→ **Task brief**
Pictures must be dropped from the copy of the entries below; all else is returned exactly.

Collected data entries

=== Section Start ===

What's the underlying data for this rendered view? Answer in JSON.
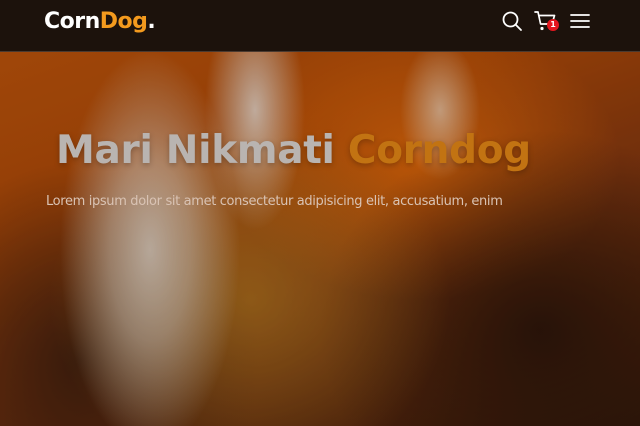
{
  "header": {
    "logo_part1": "Corn",
    "logo_part2": "Dog",
    "logo_dot": ".",
    "search_icon": "search-icon",
    "cart_icon": "cart-icon",
    "cart_count": "1",
    "menu_icon": "hamburger-menu-icon"
  },
  "hero": {
    "title_part1": "Mari Nikmati",
    "title_part2": "Corndog",
    "subtitle": "Lorem ipsum dolor sit amet consectetur adipisicing elit, accusatium, enim"
  },
  "colors": {
    "header_bg": "#1c120c",
    "accent": "#f39a1e",
    "badge": "#e4161e"
  }
}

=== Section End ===

→ **Output for this exercise**
What's the underlying data for this rendered view? Answer in JSON.
{
  "header": {
    "logo_part1": "Corn",
    "logo_part2": "Dog",
    "logo_dot": ".",
    "search_icon": "search-icon",
    "cart_icon": "cart-icon",
    "cart_count": "1",
    "menu_icon": "hamburger-menu-icon"
  },
  "hero": {
    "title_part1": "Mari Nikmati",
    "title_part2": "Corndog",
    "subtitle": "Lorem ipsum dolor sit amet consectetur adipisicing elit, accusatium, enim"
  },
  "colors": {
    "header_bg": "#1c120c",
    "accent": "#f39a1e",
    "badge": "#e4161e"
  }
}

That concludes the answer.